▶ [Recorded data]

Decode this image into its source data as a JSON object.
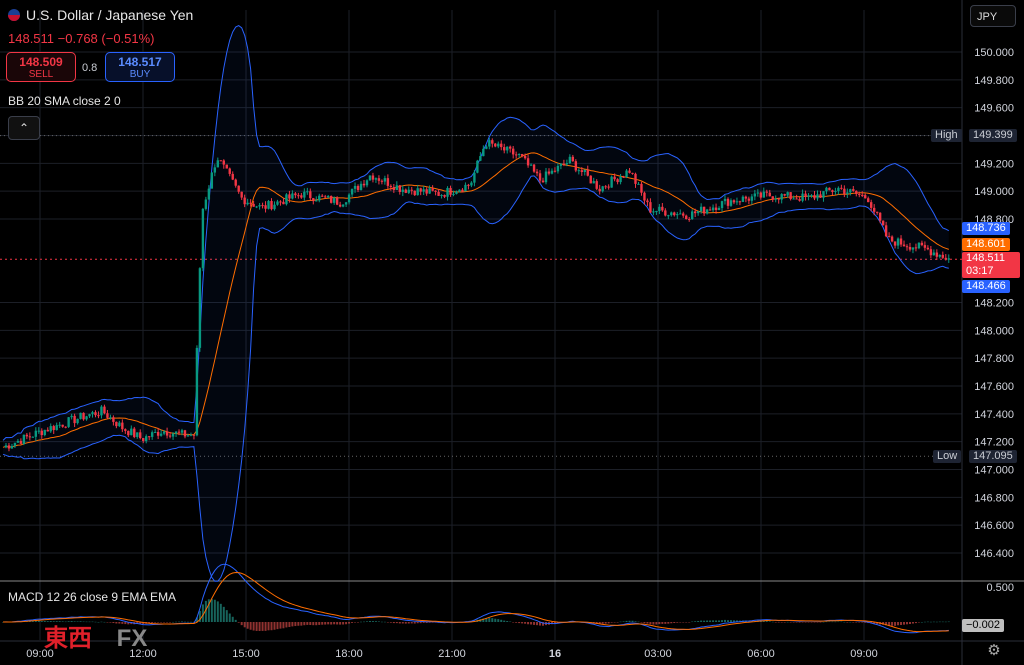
{
  "header": {
    "symbol_title": "U.S. Dollar / Japanese Yen",
    "last": "148.511",
    "change": "−0.768 (−0.51%)",
    "sell_price": "148.509",
    "sell_label": "SELL",
    "spread": "0.8",
    "buy_price": "148.517",
    "buy_label": "BUY",
    "currency_button": "JPY"
  },
  "indicators": {
    "bb_label": "BB 20 SMA close 2 0",
    "macd_label": "MACD 12 26 close 9 EMA EMA"
  },
  "price_axis": {
    "labels": [
      "150.000",
      "149.800",
      "149.600",
      "149.400",
      "149.200",
      "149.000",
      "148.800",
      "148.200",
      "148.000",
      "147.800",
      "147.600",
      "147.400",
      "147.200",
      "147.000",
      "146.800",
      "146.600",
      "146.400"
    ],
    "macd_top_label": "0.500",
    "macd_value": "−0.002"
  },
  "time_axis": {
    "labels": [
      "09:00",
      "12:00",
      "15:00",
      "18:00",
      "21:00",
      "16",
      "03:00",
      "06:00",
      "09:00"
    ]
  },
  "markers": {
    "high_label": "High",
    "high_value": "149.399",
    "low_label": "Low",
    "low_value": "147.095",
    "bb_upper": "148.736",
    "bb_basis": "148.601",
    "last_price": "148.511",
    "countdown": "03:17",
    "bb_lower": "148.466"
  },
  "colors": {
    "up": "#089981",
    "down": "#f23645",
    "bb_band": "#2962ff",
    "bb_basis": "#ff6d00",
    "macd": "#2962ff",
    "signal": "#ff6d00"
  },
  "watermark": {
    "logo_text": "FX"
  },
  "chart_data": {
    "type": "candlestick",
    "y_range": [
      146.3,
      150.1
    ],
    "sessions": [
      {
        "t": 0,
        "price": 147.16
      },
      {
        "t": 20,
        "price": 147.22
      },
      {
        "t": 40,
        "price": 147.28
      },
      {
        "t": 60,
        "price": 147.33
      },
      {
        "t": 80,
        "price": 147.38
      },
      {
        "t": 100,
        "price": 147.42
      },
      {
        "t": 120,
        "price": 147.3
      },
      {
        "t": 140,
        "price": 147.22
      },
      {
        "t": 160,
        "price": 147.28
      },
      {
        "t": 180,
        "price": 147.25
      },
      {
        "t": 192,
        "price": 147.25
      },
      {
        "t": 200,
        "price": 148.85
      },
      {
        "t": 215,
        "price": 149.25
      },
      {
        "t": 240,
        "price": 148.95
      },
      {
        "t": 260,
        "price": 148.88
      },
      {
        "t": 300,
        "price": 148.98
      },
      {
        "t": 340,
        "price": 148.92
      },
      {
        "t": 370,
        "price": 149.12
      },
      {
        "t": 400,
        "price": 149.02
      },
      {
        "t": 440,
        "price": 148.98
      },
      {
        "t": 470,
        "price": 149.05
      },
      {
        "t": 485,
        "price": 149.35
      },
      {
        "t": 520,
        "price": 149.25
      },
      {
        "t": 540,
        "price": 149.08
      },
      {
        "t": 570,
        "price": 149.22
      },
      {
        "t": 600,
        "price": 149.02
      },
      {
        "t": 630,
        "price": 149.15
      },
      {
        "t": 650,
        "price": 148.87
      },
      {
        "t": 690,
        "price": 148.83
      },
      {
        "t": 730,
        "price": 148.93
      },
      {
        "t": 770,
        "price": 148.97
      },
      {
        "t": 810,
        "price": 148.95
      },
      {
        "t": 840,
        "price": 149.02
      },
      {
        "t": 870,
        "price": 148.95
      },
      {
        "t": 890,
        "price": 148.65
      },
      {
        "t": 930,
        "price": 148.58
      },
      {
        "t": 953,
        "price": 148.51
      }
    ]
  }
}
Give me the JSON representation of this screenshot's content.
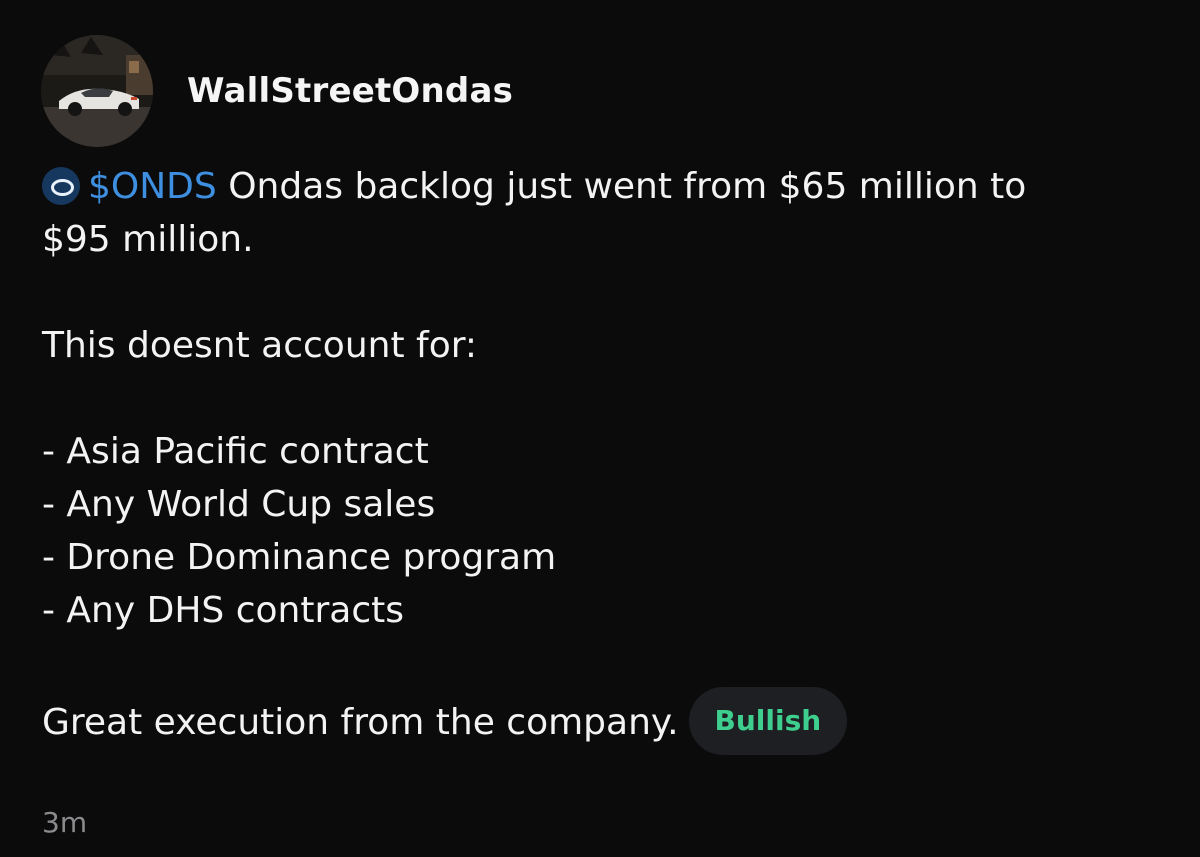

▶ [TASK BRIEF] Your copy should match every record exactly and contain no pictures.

▶ [EXERCISE SOLUTION]
Decode this image into its source data as a JSON object.
{
  "header": {
    "symbol_title": "U.S. Dollar / Japanese Yen",
    "last": "148.511",
    "change": "−0.768 (−0.51%)",
    "sell_price": "148.509",
    "sell_label": "SELL",
    "spread": "0.8",
    "buy_price": "148.517",
    "buy_label": "BUY",
    "currency_button": "JPY"
  },
  "indicators": {
    "bb_label": "BB 20 SMA close 2 0",
    "macd_label": "MACD 12 26 close 9 EMA EMA"
  },
  "price_axis": {
    "labels": [
      "150.000",
      "149.800",
      "149.600",
      "149.400",
      "149.200",
      "149.000",
      "148.800",
      "148.200",
      "148.000",
      "147.800",
      "147.600",
      "147.400",
      "147.200",
      "147.000",
      "146.800",
      "146.600",
      "146.400"
    ],
    "macd_top_label": "0.500",
    "macd_value": "−0.002"
  },
  "time_axis": {
    "labels": [
      "09:00",
      "12:00",
      "15:00",
      "18:00",
      "21:00",
      "16",
      "03:00",
      "06:00",
      "09:00"
    ]
  },
  "markers": {
    "high_label": "High",
    "high_value": "149.399",
    "low_label": "Low",
    "low_value": "147.095",
    "bb_upper": "148.736",
    "bb_basis": "148.601",
    "last_price": "148.511",
    "countdown": "03:17",
    "bb_lower": "148.466"
  },
  "colors": {
    "up": "#089981",
    "down": "#f23645",
    "bb_band": "#2962ff",
    "bb_basis": "#ff6d00",
    "macd": "#2962ff",
    "signal": "#ff6d00"
  },
  "watermark": {
    "logo_text": "FX"
  },
  "chart_data": {
    "type": "candlestick",
    "y_range": [
      146.3,
      150.1
    ],
    "sessions": [
      {
        "t": 0,
        "price": 147.16
      },
      {
        "t": 20,
        "price": 147.22
      },
      {
        "t": 40,
        "price": 147.28
      },
      {
        "t": 60,
        "price": 147.33
      },
      {
        "t": 80,
        "price": 147.38
      },
      {
        "t": 100,
        "price": 147.42
      },
      {
        "t": 120,
        "price": 147.3
      },
      {
        "t": 140,
        "price": 147.22
      },
      {
        "t": 160,
        "price": 147.28
      },
      {
        "t": 180,
        "price": 147.25
      },
      {
        "t": 192,
        "price": 147.25
      },
      {
        "t": 200,
        "price": 148.85
      },
      {
        "t": 215,
        "price": 149.25
      },
      {
        "t": 240,
        "price": 148.95
      },
      {
        "t": 260,
        "price": 148.88
      },
      {
        "t": 300,
        "price": 148.98
      },
      {
        "t": 340,
        "price": 148.92
      },
      {
        "t": 370,
        "price": 149.12
      },
      {
        "t": 400,
        "price": 149.02
      },
      {
        "t": 440,
        "price": 148.98
      },
      {
        "t": 470,
        "price": 149.05
      },
      {
        "t": 485,
        "price": 149.35
      },
      {
        "t": 520,
        "price": 149.25
      },
      {
        "t": 540,
        "price": 149.08
      },
      {
        "t": 570,
        "price": 149.22
      },
      {
        "t": 600,
        "price": 149.02
      },
      {
        "t": 630,
        "price": 149.15
      },
      {
        "t": 650,
        "price": 148.87
      },
      {
        "t": 690,
        "price": 148.83
      },
      {
        "t": 730,
        "price": 148.93
      },
      {
        "t": 770,
        "price": 148.97
      },
      {
        "t": 810,
        "price": 148.95
      },
      {
        "t": 840,
        "price": 149.02
      },
      {
        "t": 870,
        "price": 148.95
      },
      {
        "t": 890,
        "price": 148.65
      },
      {
        "t": 930,
        "price": 148.58
      },
      {
        "t": 953,
        "price": 148.51
      }
    ]
  }
}
Give me the JSON representation of this screenshot's content.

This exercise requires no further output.